**** Given data

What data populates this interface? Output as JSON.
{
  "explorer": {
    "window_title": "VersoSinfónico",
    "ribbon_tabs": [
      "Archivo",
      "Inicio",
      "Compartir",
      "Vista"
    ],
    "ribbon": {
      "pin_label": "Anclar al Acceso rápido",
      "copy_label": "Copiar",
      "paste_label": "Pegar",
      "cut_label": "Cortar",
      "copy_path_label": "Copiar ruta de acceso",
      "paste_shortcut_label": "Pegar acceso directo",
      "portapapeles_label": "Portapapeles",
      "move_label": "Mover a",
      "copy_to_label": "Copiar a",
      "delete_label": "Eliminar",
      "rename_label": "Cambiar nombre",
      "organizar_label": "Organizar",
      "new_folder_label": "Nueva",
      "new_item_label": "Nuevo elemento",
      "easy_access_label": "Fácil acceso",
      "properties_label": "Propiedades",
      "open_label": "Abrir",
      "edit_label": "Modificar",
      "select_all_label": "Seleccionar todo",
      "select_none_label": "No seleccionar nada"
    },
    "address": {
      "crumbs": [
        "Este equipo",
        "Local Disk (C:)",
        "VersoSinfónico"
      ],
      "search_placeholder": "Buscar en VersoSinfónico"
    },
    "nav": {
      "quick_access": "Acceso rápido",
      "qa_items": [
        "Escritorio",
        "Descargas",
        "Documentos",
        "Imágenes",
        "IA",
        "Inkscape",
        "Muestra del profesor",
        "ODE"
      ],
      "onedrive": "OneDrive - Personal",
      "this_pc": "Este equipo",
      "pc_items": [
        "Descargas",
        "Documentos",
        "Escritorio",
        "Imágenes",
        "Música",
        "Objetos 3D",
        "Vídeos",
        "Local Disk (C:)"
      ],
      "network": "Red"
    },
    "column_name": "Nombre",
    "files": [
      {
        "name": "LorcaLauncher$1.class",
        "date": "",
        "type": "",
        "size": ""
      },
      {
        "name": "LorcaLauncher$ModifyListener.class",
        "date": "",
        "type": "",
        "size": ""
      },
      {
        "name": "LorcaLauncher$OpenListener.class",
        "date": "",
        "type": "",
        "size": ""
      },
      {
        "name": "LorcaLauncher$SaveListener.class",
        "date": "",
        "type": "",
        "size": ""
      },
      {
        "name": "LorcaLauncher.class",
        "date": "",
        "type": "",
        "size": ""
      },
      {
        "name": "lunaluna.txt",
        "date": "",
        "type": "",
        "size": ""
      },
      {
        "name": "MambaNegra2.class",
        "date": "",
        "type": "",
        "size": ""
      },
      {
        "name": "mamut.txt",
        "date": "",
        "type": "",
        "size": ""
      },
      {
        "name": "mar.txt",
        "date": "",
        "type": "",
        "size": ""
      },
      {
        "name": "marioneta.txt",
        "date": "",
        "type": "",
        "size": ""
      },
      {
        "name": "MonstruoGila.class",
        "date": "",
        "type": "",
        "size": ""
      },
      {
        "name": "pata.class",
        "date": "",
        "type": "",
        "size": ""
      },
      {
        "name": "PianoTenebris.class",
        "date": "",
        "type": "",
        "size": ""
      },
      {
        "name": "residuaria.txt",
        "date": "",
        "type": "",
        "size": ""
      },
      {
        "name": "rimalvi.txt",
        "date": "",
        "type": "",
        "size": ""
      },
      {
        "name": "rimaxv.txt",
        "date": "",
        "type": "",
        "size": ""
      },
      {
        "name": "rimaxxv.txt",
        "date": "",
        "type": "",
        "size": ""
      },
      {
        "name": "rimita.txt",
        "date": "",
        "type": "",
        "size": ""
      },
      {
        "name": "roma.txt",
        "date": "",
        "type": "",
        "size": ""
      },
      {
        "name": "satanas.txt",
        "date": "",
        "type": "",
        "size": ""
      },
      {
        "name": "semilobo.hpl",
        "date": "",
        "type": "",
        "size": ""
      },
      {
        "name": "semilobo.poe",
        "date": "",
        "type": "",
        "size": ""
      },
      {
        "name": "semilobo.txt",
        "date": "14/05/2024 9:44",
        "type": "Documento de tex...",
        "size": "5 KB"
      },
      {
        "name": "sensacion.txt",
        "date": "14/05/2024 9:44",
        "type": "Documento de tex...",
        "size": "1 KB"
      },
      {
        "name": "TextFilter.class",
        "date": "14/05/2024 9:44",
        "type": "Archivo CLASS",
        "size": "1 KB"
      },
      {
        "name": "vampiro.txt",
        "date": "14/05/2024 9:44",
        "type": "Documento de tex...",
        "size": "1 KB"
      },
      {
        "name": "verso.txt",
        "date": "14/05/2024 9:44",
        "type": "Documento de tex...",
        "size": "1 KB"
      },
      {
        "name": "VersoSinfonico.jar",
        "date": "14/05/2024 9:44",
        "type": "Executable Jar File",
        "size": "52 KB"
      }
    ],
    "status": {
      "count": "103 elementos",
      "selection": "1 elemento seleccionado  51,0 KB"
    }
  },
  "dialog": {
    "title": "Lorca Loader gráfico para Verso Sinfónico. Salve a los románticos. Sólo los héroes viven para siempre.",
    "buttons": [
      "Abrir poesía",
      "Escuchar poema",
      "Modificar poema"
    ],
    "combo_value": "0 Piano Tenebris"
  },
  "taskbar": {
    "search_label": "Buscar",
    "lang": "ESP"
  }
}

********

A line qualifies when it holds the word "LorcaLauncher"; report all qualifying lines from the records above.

# Task output:
        "name": "LorcaLauncher$1.class",
        "name": "LorcaLauncher$ModifyListener.class",
        "name": "LorcaLauncher$OpenListener.class",
        "name": "LorcaLauncher$SaveListener.class",
        "name": "LorcaLauncher.class",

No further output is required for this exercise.